— WORKING DATA —
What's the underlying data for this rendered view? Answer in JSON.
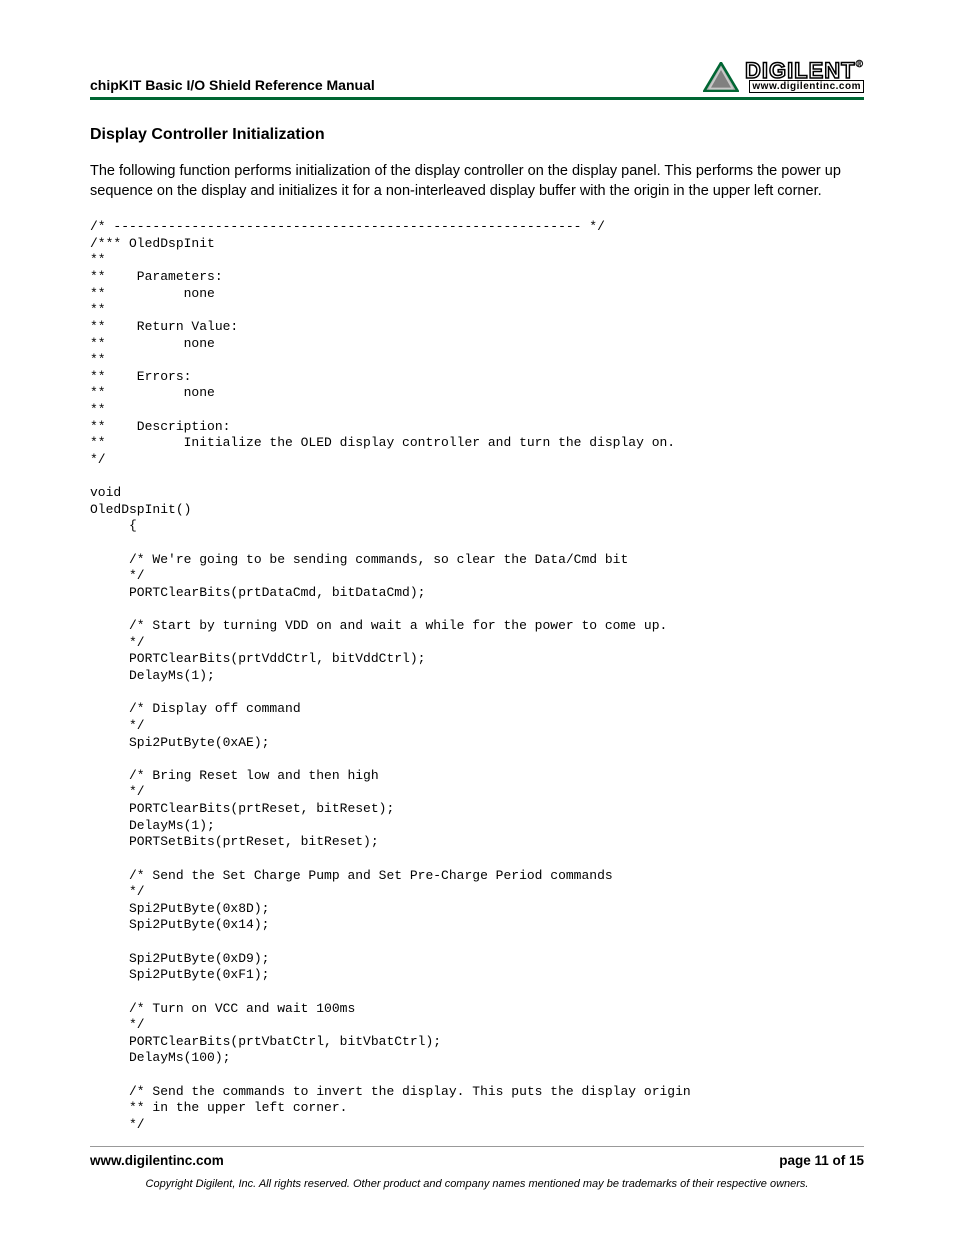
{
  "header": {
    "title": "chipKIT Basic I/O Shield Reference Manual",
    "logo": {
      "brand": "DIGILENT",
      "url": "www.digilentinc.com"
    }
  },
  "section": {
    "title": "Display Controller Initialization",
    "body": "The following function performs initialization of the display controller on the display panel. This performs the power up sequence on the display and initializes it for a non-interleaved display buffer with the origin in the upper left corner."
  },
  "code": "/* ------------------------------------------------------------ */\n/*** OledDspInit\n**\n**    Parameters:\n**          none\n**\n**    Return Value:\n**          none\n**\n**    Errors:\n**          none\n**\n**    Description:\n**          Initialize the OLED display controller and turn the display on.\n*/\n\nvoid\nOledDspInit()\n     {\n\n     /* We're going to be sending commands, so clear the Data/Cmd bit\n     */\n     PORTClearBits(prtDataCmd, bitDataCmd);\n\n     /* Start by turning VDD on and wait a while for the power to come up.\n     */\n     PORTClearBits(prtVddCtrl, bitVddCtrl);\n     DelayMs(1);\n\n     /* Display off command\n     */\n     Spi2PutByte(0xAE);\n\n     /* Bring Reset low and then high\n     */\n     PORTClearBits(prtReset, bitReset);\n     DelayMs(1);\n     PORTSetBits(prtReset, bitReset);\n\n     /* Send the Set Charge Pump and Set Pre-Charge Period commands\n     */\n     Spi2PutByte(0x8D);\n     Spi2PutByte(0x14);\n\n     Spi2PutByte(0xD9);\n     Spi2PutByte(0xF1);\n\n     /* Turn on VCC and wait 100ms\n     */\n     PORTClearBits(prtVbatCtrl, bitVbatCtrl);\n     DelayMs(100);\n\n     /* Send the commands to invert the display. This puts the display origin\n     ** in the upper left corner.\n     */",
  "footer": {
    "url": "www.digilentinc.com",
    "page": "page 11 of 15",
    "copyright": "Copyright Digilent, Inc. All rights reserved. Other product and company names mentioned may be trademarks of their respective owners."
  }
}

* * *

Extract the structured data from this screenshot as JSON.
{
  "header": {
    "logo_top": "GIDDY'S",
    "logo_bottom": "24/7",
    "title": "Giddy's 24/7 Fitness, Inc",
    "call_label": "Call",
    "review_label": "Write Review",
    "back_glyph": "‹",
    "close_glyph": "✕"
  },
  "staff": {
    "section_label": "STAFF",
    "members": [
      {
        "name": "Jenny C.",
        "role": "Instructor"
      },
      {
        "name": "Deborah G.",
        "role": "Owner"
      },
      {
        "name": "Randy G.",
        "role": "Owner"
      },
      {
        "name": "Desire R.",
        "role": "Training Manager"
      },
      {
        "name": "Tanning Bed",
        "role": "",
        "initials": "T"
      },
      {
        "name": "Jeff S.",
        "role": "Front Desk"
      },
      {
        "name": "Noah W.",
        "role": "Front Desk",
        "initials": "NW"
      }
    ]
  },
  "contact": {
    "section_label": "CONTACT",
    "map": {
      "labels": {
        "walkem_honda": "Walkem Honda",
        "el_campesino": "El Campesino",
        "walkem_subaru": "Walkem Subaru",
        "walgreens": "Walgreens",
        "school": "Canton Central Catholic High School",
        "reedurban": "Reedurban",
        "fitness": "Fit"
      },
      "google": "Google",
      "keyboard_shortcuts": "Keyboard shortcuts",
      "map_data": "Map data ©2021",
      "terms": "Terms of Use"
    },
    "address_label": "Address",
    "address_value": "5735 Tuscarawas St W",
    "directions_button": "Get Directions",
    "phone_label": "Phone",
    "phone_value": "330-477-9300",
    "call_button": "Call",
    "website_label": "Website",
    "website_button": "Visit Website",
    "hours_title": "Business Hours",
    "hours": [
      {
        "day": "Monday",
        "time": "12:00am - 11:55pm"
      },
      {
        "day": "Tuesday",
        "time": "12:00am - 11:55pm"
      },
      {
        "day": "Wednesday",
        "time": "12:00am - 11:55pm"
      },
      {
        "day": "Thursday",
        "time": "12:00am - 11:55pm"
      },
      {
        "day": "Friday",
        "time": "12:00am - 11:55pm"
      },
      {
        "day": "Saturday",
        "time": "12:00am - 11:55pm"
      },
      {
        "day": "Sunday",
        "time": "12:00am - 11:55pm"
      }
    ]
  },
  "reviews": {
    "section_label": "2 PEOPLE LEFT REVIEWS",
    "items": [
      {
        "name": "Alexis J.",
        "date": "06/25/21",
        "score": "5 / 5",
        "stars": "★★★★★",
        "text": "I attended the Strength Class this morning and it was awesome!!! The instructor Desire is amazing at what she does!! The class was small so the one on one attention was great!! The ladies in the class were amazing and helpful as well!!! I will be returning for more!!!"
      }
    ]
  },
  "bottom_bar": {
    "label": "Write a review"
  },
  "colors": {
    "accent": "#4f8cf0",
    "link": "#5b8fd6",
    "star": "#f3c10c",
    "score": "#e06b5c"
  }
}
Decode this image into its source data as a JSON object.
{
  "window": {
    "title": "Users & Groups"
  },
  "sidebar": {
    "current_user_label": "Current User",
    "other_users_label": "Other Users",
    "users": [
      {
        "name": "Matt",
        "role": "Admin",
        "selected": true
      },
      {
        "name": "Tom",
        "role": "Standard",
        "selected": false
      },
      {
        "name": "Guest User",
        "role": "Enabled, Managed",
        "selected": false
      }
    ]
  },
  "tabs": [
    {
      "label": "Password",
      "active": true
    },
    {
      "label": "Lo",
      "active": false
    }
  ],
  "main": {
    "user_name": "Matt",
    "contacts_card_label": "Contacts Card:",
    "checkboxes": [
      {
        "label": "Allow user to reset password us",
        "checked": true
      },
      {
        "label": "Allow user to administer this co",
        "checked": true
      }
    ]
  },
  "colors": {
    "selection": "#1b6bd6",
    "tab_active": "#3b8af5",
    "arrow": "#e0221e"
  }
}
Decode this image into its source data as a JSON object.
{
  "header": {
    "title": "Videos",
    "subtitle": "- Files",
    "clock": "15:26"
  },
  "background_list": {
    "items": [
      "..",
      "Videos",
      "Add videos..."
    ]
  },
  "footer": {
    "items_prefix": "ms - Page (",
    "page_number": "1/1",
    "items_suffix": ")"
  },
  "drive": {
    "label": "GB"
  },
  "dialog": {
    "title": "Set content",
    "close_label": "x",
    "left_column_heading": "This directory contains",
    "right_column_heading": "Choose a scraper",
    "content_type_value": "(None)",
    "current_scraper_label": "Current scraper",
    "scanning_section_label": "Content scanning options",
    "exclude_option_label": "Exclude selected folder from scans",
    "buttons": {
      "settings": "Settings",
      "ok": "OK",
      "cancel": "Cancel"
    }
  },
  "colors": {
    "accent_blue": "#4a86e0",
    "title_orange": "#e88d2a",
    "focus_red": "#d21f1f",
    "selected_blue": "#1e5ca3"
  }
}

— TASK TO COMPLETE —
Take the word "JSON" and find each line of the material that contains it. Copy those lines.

— ANSWER AREA —
What's the underlying data for this rendered view? Answer in JSON.
Extract the structured data from this screenshot as JSON.
Decode this image into its source data as a JSON object.
Decode this image into its source data as a JSON object.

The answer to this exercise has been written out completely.